▶ _Assignment_
Among the entries below, how many lines hold "title"? Reply with the number only.

Entries from a dataset of interfaces:
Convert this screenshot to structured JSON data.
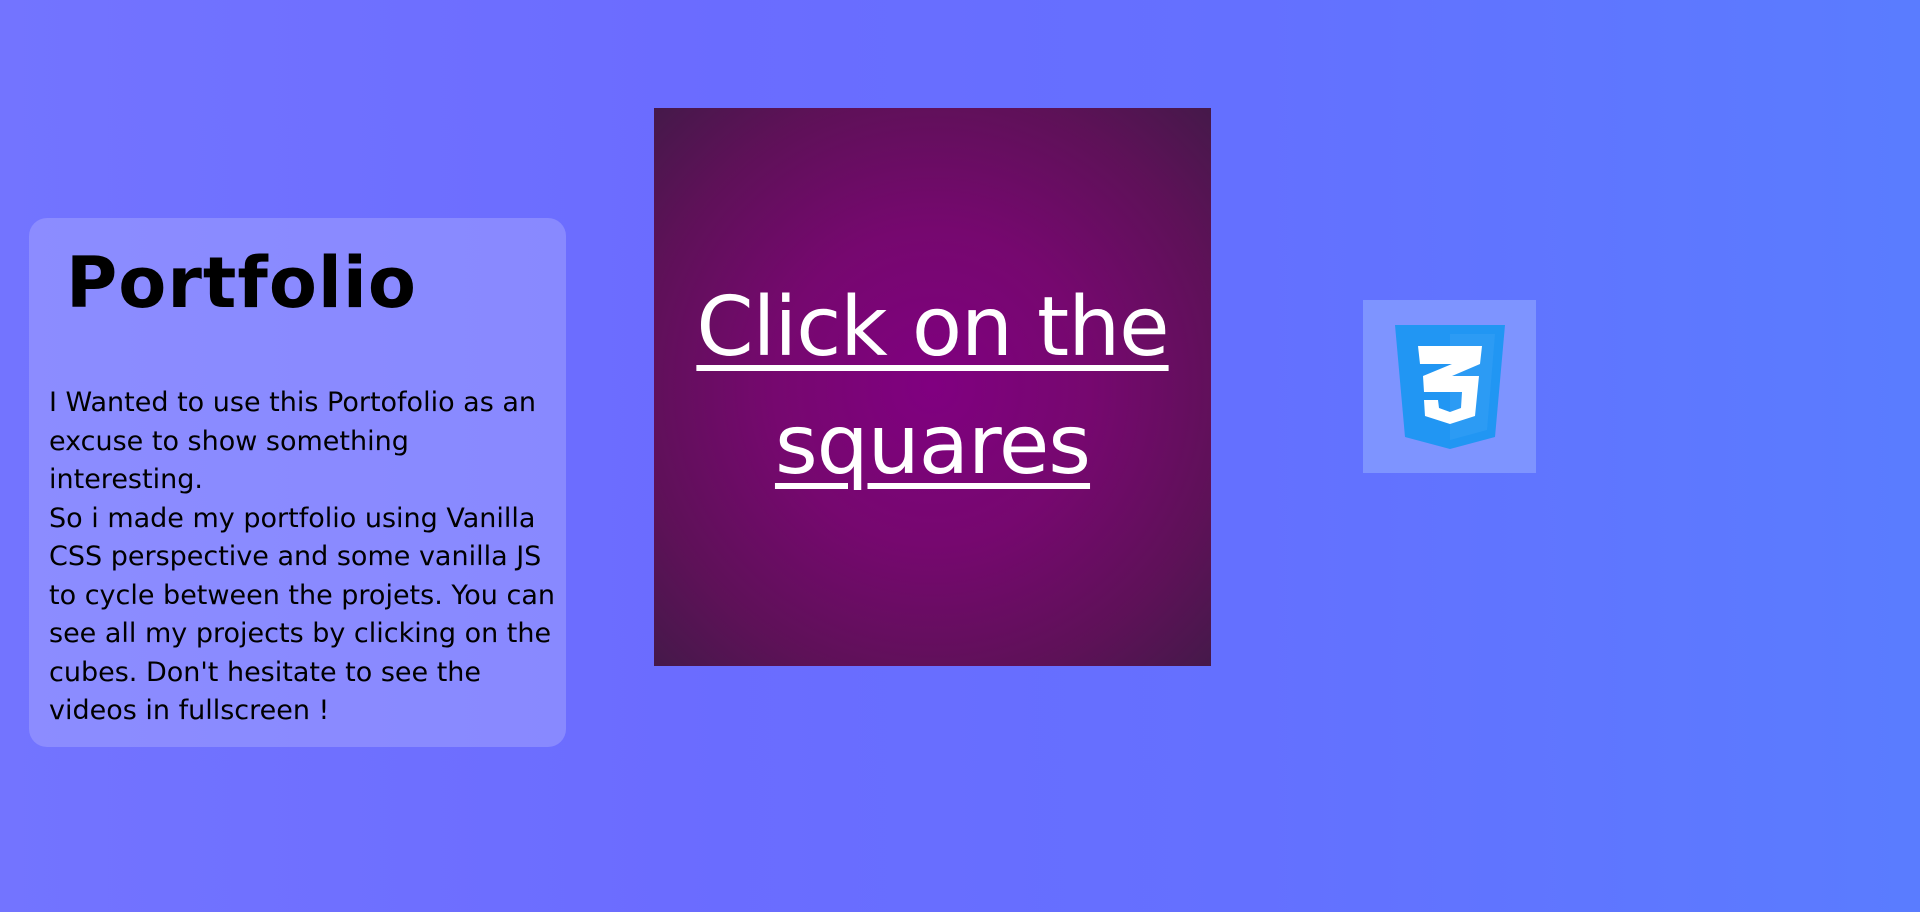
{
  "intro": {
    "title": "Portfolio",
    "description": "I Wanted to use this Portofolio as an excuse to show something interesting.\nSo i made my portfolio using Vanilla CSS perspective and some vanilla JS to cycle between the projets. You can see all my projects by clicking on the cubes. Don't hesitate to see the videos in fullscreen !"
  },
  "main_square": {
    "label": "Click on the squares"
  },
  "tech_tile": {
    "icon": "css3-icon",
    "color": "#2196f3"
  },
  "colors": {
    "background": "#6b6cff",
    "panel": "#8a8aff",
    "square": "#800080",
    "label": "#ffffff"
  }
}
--
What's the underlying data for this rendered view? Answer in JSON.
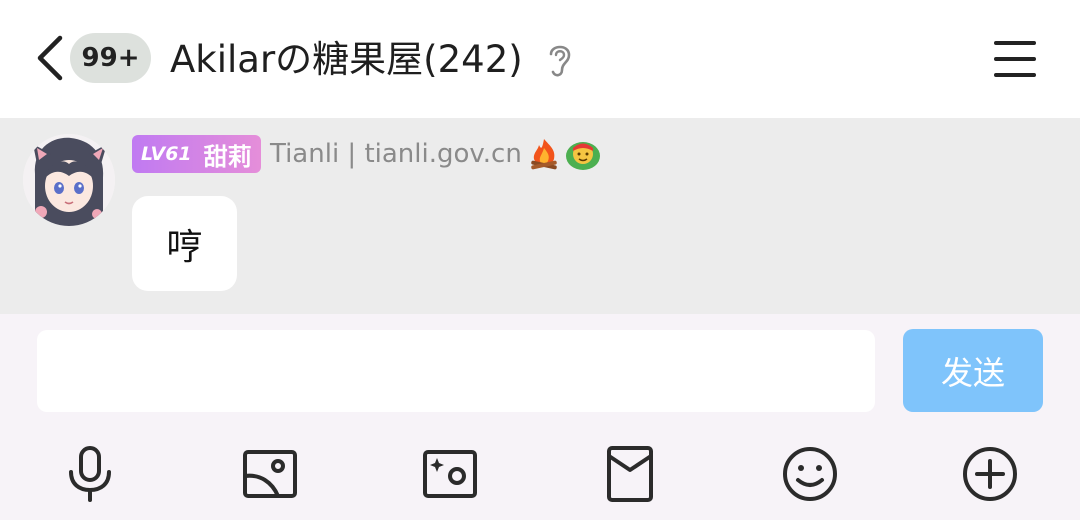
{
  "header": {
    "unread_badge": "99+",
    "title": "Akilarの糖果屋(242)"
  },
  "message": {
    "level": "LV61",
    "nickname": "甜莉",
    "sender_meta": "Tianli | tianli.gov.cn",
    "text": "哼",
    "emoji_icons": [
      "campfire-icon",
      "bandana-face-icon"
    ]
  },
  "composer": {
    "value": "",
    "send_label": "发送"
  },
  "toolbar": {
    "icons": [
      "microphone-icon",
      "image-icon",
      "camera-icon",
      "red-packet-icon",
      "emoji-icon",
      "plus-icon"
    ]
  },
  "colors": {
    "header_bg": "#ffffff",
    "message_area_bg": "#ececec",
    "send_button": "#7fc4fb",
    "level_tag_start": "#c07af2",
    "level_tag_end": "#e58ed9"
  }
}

▶ _Result of this task_
2